Mexico City’s had more than its fair share of bad press recently. Being at the heart of the swine flu outbreak – prompting worldwide images of people staying at home or wearing thick masks – as well as a growing reputation for violent crime has done the city no favors, but venture out into this massive capital and you’ll find a city that makes it easy to look past its well-publicized issues.
It really is a mammoth capital, and can be an intimidating place to navigate. Start at the Plaza de la Constitucion, which is the second biggest square in the world, and bang in the centre of the city’s historical quarter. A colossal Mexican flag dominates the centre, while the periphery is home to fading old buildings and often hosts protests and lively festivals. Both the architectural mish-mash of the cathedral Metropolitana and the National Palace – home to the treasury and murals depicting thousands of years of Mexican history – sit on the flanks of the square, too, making it a tourist must-see.
For Mexico’s own version of Thailand’s famous river markets, head to Xochimilco, where you can hire a mariachi band to serenade your loved one, or float amongst the brightly colored boats snapping up souvenirs for the mantelpiece. Outside the capital you’ll find what was once the largest city in the world, the ruins of ‘city of the Gods’, where you can scramble over the pyramids of the sun and moon, stroll along the avenue of the dead and be overwhelmed by the stature of the old city’s ancient architecture.

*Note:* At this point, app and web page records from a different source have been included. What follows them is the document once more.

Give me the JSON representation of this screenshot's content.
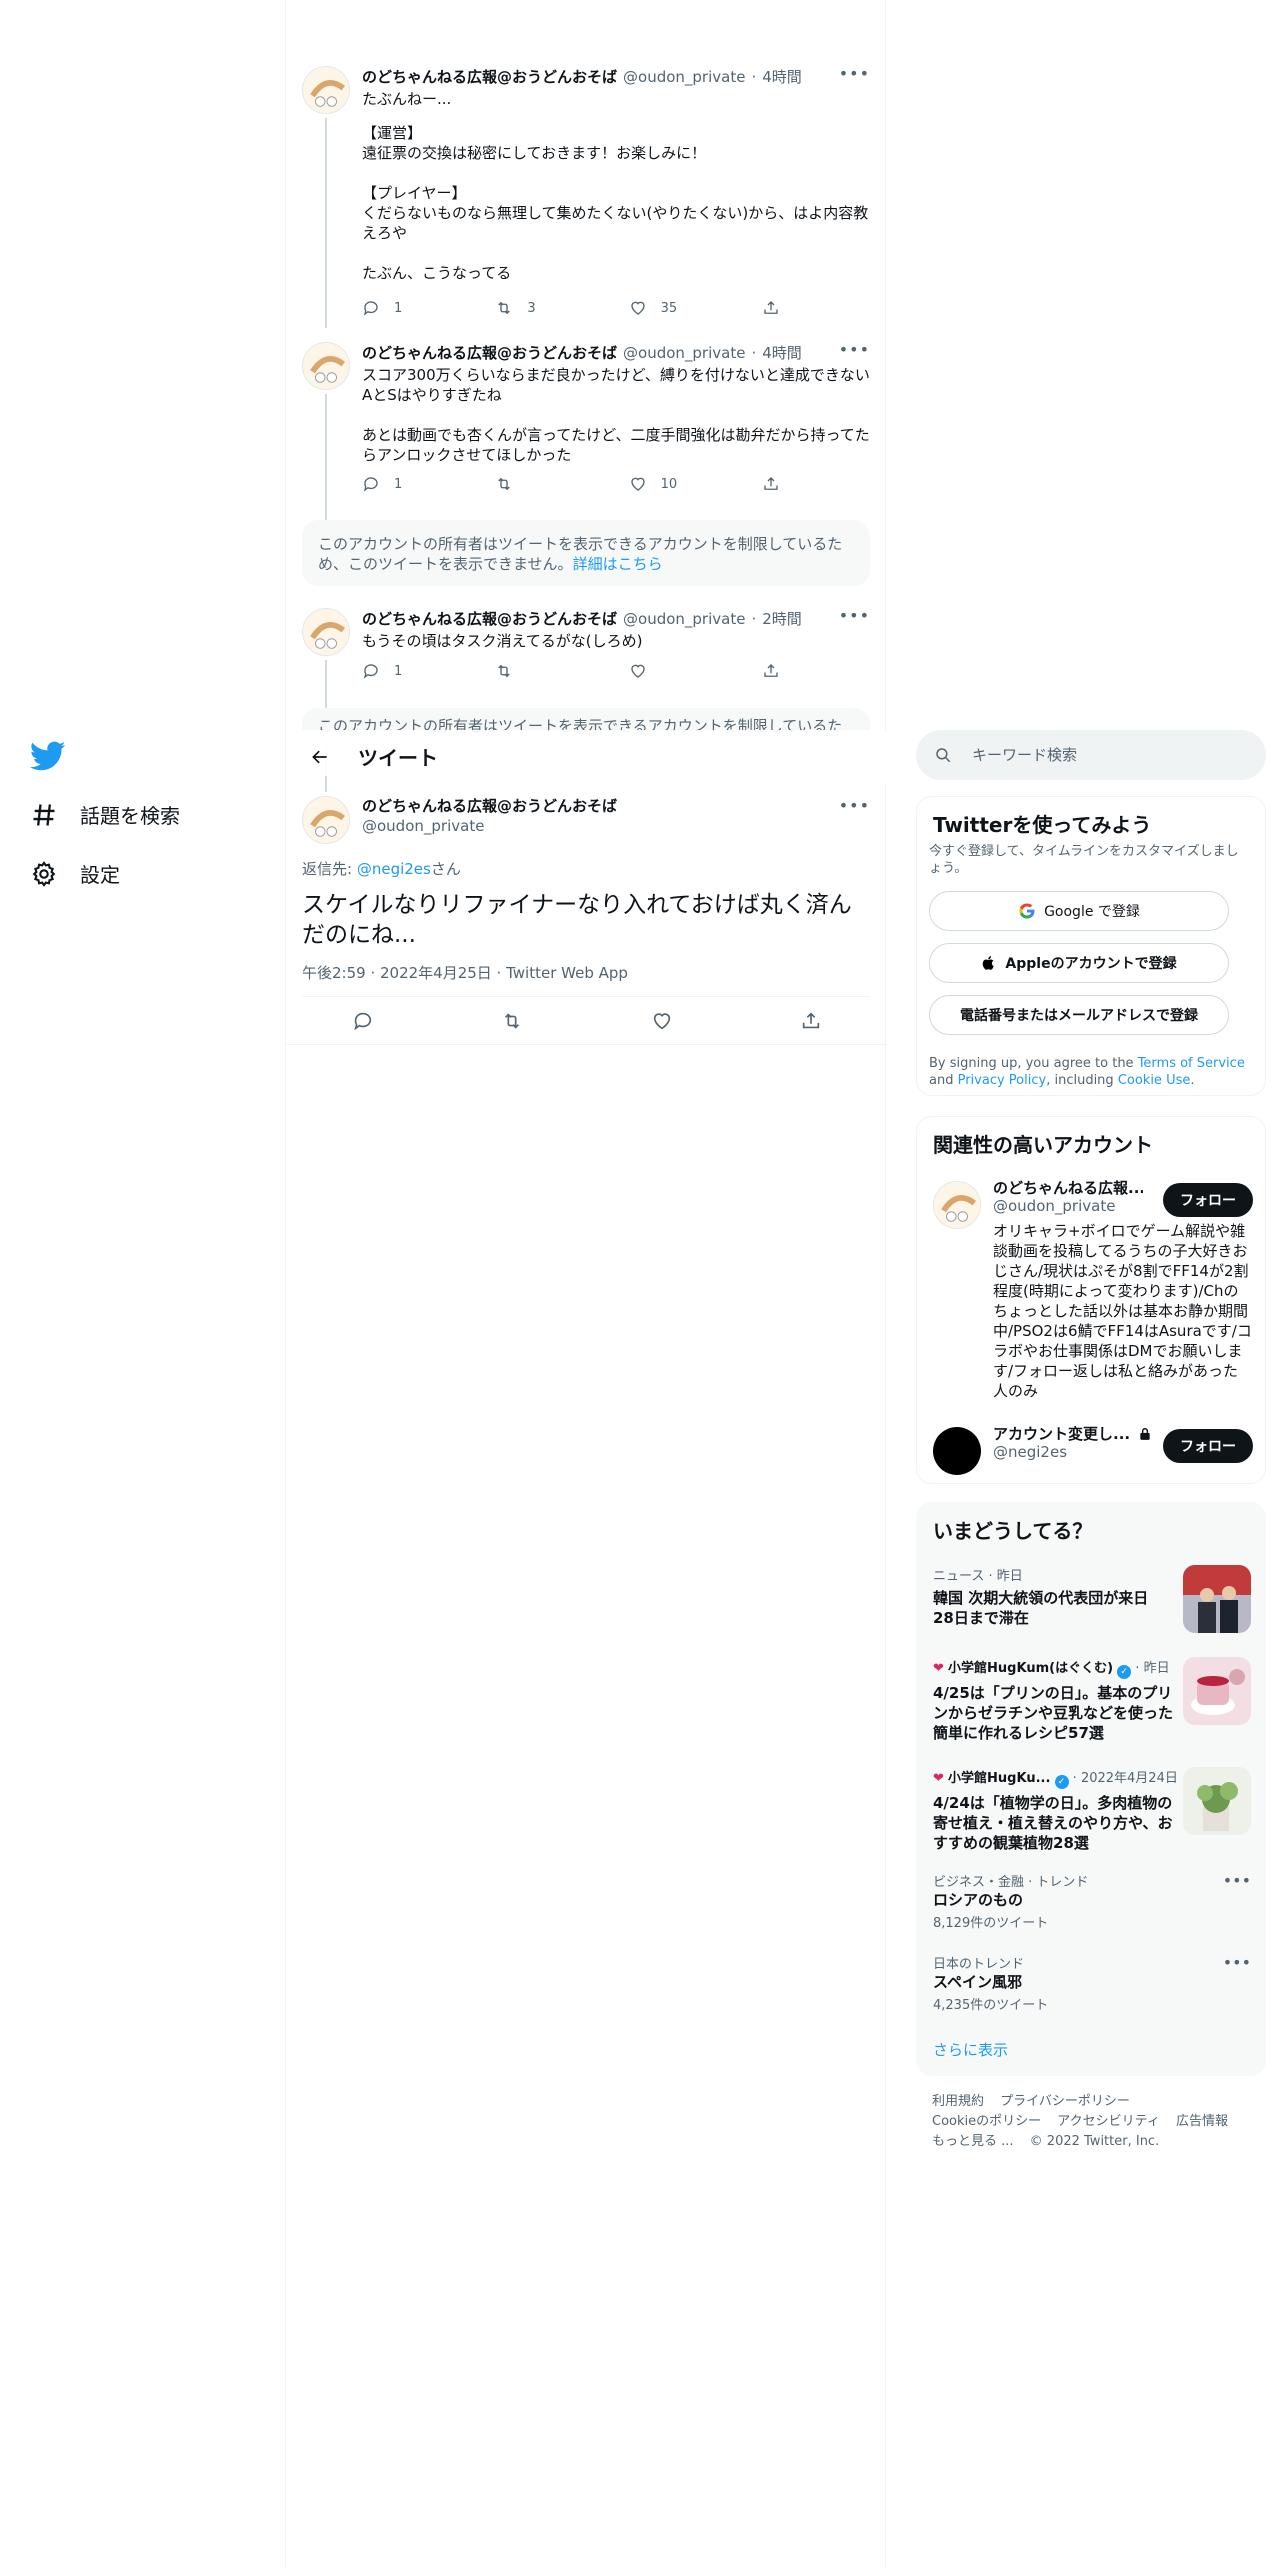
{
  "nav": {
    "explore_label": "話題を検索",
    "settings_label": "設定"
  },
  "thread": [
    {
      "name": "のどちゃんねる広報@おうどんおそば",
      "handle": "@oudon_private",
      "time": "4時間",
      "text": "たぶんねー...\n",
      "quote": "【運営】\n遠征票の交換は秘密にしておきます！お楽しみに！\n\n【プレイヤー】\nくだらないものなら無理して集めたくない(やりたくない)から、はよ内容教えろや\n\nたぶん、こうなってる",
      "replies": "1",
      "retweets": "3",
      "likes": "35"
    },
    {
      "name": "のどちゃんねる広報@おうどんおそば",
      "handle": "@oudon_private",
      "time": "4時間",
      "text": "スコア300万くらいならまだ良かったけど、縛りを付けないと達成できないAとSはやりすぎたね\n\nあとは動画でも杏くんが言ってたけど、二度手間強化は勘弁だから持ってたらアンロックさせてほしかった",
      "replies": "1",
      "retweets": "",
      "likes": "10"
    },
    {
      "name": "のどちゃんねる広報@おうどんおそば",
      "handle": "@oudon_private",
      "time": "2時間",
      "text": "もうその頃はタスク消えてるがな(しろめ)",
      "replies": "1",
      "retweets": "",
      "likes": ""
    }
  ],
  "restricted": {
    "text": "このアカウントの所有者はツイートを表示できるアカウントを制限しているため、このツイートを表示できません。",
    "link": "詳細はこちら",
    "text_partial": "このアカウントの所有者はツイートを表示できるアカウントを制限しているた"
  },
  "header": {
    "title": "ツイート"
  },
  "focus_tweet": {
    "name": "のどちゃんねる広報@おうどんおそば",
    "handle": "@oudon_private",
    "reply_prefix": "返信先: ",
    "reply_handle": "@negi2es",
    "reply_suffix": "さん",
    "text": "スケイルなりリファイナーなり入れておけば丸く済んだのにね...",
    "meta": "午後2:59 · 2022年4月25日 · Twitter Web App"
  },
  "search": {
    "placeholder": "キーワード検索"
  },
  "signup": {
    "title": "Twitterを使ってみよう",
    "subtitle": "今すぐ登録して、タイムラインをカスタマイズしましょう。",
    "google": "Google で登録",
    "apple": "Appleのアカウントで登録",
    "phone": "電話番号またはメールアドレスで登録",
    "legal_1": "By signing up, you agree to the ",
    "legal_tos": "Terms of Service",
    "legal_2": " and ",
    "legal_privacy": "Privacy Policy",
    "legal_3": ", including ",
    "legal_cookie": "Cookie Use",
    "legal_4": "."
  },
  "related": {
    "title": "関連性の高いアカウント",
    "accounts": [
      {
        "name": "のどちゃんねる広報...",
        "handle": "@oudon_private",
        "bio": "オリキャラ+ボイロでゲーム解説や雑談動画を投稿してるうちの子大好きおじさん/現状はぷそが8割でFF14が2割程度(時期によって変わります)/Chのちょっとした話以外は基本お静か期間中/PSO2は6鯖でFF14はAsuraです/コラボやお仕事関係はDMでお願いします/フォロー返しは私と絡みがあった人のみ",
        "follow": "フォロー"
      },
      {
        "name": "アカウント変更し...",
        "handle": "@negi2es",
        "follow": "フォロー"
      }
    ]
  },
  "trends": {
    "title": "いまどうしてる？",
    "items": [
      {
        "meta": "ニュース · 昨日",
        "title": "韓国 次期大統領の代表団が来日 28日まで滞在"
      },
      {
        "meta_source": "小学館HugKum(はぐくむ)",
        "meta_time": " · 昨日",
        "title": "4/25は「プリンの日」。基本のプリンからゼラチンや豆乳などを使った簡単に作れるレシピ57選"
      },
      {
        "meta_source": "小学館HugKu...",
        "meta_time": " · 2022年4月24日",
        "title": "4/24は「植物学の日」。多肉植物の寄せ植え・植え替えのやり方や、おすすめの観葉植物28選"
      },
      {
        "meta": "ビジネス・金融 · トレンド",
        "title": "ロシアのもの",
        "count": "8,129件のツイート"
      },
      {
        "meta": "日本のトレンド",
        "title": "スペイン風邪",
        "count": "4,235件のツイート"
      }
    ],
    "show_more": "さらに表示"
  },
  "footer": {
    "links": [
      "利用規約",
      "プライバシーポリシー",
      "Cookieのポリシー",
      "アクセシビリティ",
      "広告情報",
      "もっと見る ..."
    ],
    "copyright": "© 2022 Twitter, Inc."
  },
  "colors": {
    "accent": "#1d9bf0",
    "text": "#0f1419",
    "muted": "#536471",
    "button_dark": "#0f1419"
  }
}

Back in town, wallow in the heat with a magarita, sample the blood red ‘vampire juice’ (don’t worry, it’s made of beet and carrot) in the markets, or sip on a uniquely Mexican spicy hot chocolate with your affordable stall-side comida corrida menu.
For all its bad press, Mexico City is still an inspiring spot to grab a taste of the Mexico of the past hidden amid all the traffic, and throw yourself deep into the sumptuous cuisine, before heading off to the coast. Whatever you do, don’t forget your sun hat.
Teotihuacan is a must see. If you only have time to visit one ruin during your visit, this is the one to visit. Occupation began around 500 BC and reached its peak around 500 AD. The maximum …